Top of SUPPLIED DATA

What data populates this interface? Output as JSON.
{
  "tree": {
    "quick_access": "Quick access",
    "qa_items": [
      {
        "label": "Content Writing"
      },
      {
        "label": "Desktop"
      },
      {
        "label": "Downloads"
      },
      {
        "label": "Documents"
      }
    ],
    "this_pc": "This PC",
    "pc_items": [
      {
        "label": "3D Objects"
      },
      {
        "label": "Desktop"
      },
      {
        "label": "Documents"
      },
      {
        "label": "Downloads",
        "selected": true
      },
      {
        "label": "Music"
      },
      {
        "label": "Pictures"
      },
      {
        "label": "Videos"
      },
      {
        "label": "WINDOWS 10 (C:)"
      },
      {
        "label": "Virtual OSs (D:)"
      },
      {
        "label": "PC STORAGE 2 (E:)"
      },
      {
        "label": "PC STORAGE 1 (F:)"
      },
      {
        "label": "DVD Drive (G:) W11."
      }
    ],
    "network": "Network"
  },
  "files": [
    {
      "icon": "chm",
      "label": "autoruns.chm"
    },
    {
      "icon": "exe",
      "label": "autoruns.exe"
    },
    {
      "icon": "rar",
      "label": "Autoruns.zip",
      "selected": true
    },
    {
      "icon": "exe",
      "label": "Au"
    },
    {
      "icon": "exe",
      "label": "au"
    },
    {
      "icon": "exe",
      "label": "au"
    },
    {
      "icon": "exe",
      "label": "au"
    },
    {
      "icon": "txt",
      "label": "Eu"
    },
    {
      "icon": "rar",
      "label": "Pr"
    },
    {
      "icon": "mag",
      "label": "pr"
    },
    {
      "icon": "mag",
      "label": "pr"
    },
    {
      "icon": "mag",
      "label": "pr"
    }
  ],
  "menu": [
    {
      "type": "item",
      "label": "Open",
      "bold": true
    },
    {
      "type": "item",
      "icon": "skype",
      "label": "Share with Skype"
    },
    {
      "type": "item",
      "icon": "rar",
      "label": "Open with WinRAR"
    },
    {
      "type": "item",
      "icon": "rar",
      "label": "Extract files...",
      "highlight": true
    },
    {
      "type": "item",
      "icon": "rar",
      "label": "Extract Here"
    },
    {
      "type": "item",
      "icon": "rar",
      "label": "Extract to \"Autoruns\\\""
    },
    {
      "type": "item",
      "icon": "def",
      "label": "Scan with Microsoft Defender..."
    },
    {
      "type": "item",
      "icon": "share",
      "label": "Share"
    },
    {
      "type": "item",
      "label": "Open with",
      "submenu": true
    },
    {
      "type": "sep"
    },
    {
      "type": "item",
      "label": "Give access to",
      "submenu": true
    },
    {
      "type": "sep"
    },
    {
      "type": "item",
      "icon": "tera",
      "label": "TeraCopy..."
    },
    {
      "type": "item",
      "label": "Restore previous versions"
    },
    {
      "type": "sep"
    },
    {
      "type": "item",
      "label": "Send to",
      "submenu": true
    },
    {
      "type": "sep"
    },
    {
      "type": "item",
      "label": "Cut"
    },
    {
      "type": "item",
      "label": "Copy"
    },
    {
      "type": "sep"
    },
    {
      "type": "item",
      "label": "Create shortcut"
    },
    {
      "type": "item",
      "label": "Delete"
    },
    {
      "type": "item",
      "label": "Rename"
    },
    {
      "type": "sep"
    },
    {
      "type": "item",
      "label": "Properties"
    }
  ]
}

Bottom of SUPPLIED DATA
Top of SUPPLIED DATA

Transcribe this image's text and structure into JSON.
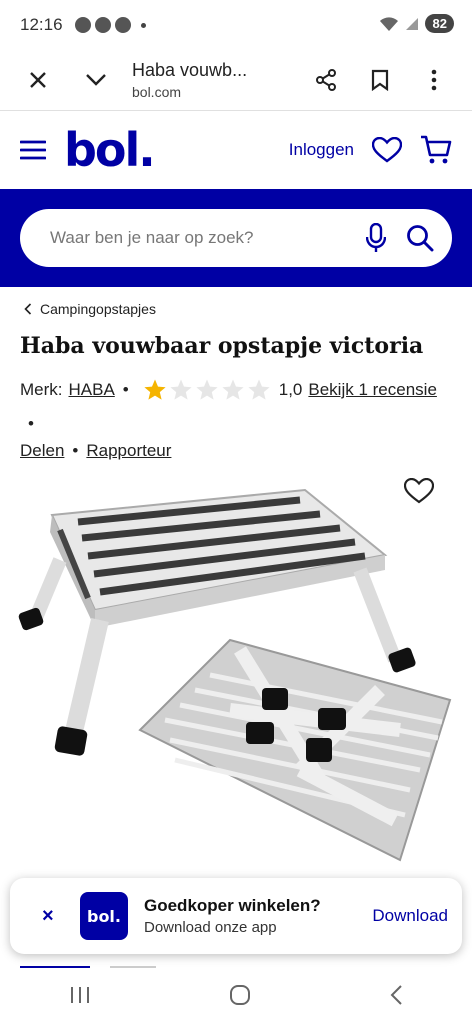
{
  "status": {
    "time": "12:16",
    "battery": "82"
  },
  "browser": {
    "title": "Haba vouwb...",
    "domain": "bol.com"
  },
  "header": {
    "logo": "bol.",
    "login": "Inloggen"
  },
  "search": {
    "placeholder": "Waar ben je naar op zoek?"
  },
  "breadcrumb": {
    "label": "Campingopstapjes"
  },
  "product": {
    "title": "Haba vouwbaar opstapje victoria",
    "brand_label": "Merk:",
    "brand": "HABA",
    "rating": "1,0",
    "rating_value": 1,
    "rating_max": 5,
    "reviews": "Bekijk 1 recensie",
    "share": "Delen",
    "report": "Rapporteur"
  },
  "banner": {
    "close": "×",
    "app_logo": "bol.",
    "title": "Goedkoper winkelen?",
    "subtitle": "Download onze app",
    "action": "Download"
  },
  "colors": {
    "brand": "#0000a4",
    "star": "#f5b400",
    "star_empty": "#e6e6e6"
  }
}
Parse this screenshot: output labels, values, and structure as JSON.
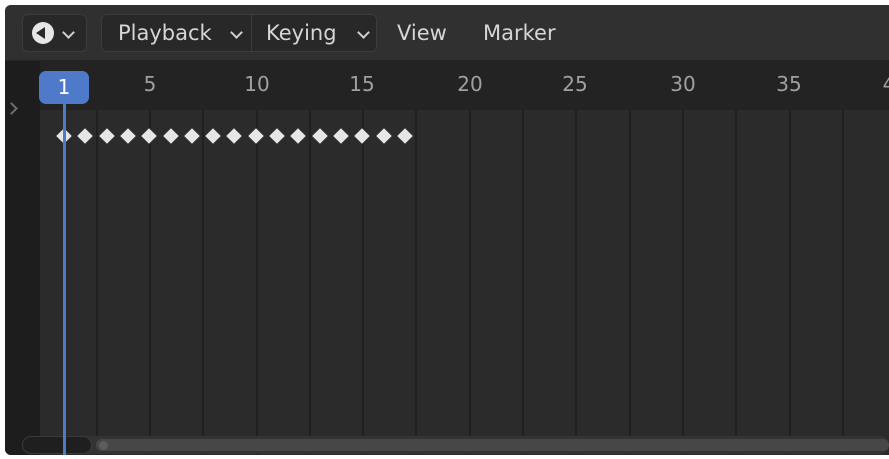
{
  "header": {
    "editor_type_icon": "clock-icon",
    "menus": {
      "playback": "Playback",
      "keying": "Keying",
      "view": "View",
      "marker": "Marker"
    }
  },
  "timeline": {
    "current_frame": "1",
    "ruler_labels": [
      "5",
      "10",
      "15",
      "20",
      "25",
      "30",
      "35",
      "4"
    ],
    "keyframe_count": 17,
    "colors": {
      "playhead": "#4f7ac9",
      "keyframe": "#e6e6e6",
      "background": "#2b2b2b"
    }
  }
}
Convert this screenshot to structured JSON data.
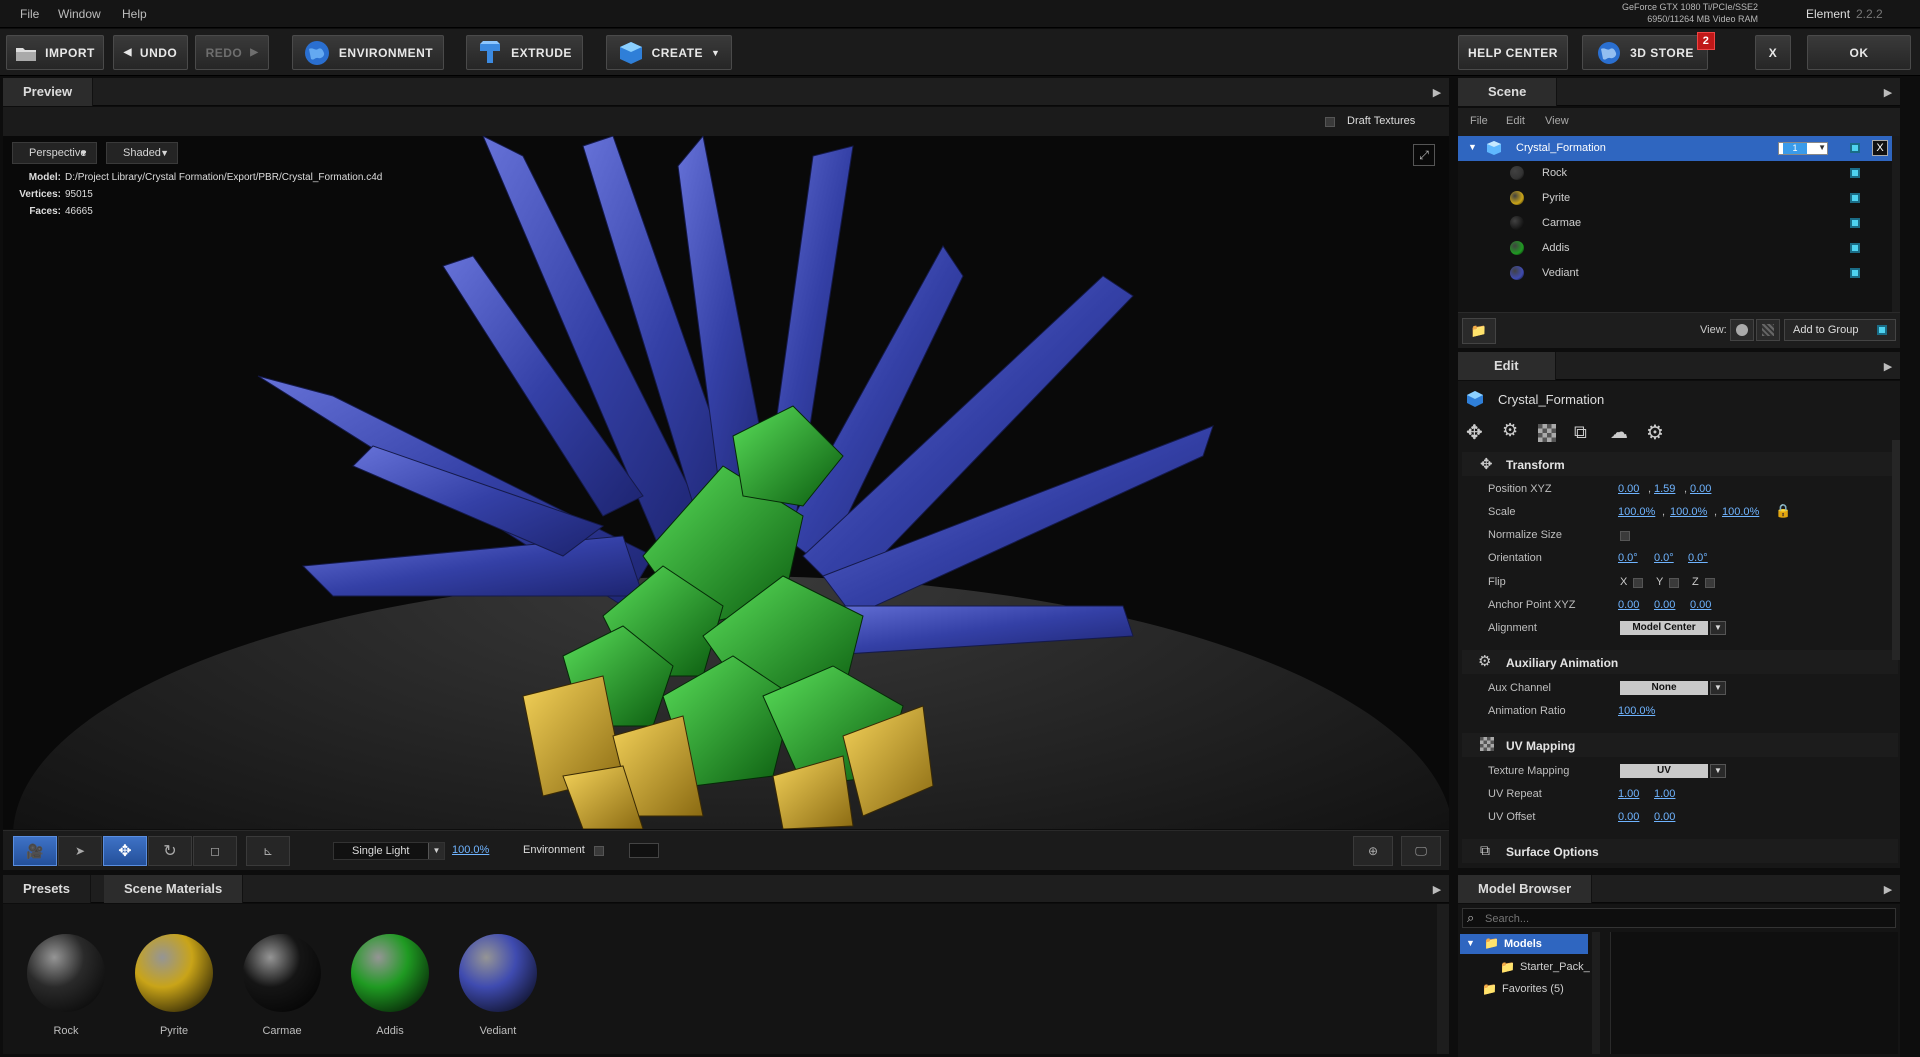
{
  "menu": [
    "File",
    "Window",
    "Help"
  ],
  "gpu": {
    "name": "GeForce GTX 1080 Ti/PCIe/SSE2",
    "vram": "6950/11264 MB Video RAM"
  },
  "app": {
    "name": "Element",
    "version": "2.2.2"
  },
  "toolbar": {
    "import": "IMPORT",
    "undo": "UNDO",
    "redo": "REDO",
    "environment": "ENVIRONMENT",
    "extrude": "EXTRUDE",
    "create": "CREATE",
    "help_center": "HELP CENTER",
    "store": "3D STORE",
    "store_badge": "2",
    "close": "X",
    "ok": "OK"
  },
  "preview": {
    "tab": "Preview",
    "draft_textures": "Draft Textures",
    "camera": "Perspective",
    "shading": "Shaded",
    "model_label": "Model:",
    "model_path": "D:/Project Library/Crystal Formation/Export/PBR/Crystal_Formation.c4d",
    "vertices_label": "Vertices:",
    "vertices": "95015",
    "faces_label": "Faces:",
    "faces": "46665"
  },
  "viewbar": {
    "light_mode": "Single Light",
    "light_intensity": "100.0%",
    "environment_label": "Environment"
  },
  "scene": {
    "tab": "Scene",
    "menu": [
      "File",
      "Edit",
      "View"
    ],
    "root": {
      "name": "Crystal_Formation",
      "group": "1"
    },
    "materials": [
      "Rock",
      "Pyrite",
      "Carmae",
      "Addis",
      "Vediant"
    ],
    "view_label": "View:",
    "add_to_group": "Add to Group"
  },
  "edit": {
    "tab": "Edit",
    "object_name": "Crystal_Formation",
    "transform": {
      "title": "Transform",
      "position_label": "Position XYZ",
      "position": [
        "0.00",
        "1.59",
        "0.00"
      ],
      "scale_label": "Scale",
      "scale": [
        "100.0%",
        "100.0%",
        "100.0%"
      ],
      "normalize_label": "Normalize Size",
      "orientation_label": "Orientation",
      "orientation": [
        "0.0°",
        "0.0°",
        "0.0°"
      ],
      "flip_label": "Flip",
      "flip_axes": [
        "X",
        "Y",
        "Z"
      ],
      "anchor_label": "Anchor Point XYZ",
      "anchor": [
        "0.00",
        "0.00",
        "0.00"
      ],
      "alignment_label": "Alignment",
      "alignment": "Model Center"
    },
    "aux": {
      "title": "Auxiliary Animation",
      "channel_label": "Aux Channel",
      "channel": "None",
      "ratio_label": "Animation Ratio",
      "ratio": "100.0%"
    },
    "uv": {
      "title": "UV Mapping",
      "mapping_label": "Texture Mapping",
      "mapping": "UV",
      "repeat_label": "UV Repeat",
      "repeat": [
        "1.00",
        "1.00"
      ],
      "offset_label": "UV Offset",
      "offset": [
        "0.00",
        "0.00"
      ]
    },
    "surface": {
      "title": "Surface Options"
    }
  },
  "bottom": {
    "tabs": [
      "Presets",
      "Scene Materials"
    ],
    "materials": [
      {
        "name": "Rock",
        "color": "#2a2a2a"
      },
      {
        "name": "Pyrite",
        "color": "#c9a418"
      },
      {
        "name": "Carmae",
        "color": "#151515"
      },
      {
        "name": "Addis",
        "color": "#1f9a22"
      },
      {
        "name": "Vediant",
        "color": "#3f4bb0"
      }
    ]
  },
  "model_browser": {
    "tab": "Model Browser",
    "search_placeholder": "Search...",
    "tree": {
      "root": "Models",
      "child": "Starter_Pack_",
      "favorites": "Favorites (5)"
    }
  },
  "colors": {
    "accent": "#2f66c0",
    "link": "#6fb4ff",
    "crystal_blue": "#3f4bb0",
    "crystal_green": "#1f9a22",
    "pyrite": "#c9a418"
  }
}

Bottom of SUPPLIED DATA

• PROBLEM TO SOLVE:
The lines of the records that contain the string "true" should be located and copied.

• WRITTEN RESPONSE:
        "selected": true
      "selected": true
      "bold": true
      "highlight": true
      "submenu": true
      "submenu": true
      "submenu": true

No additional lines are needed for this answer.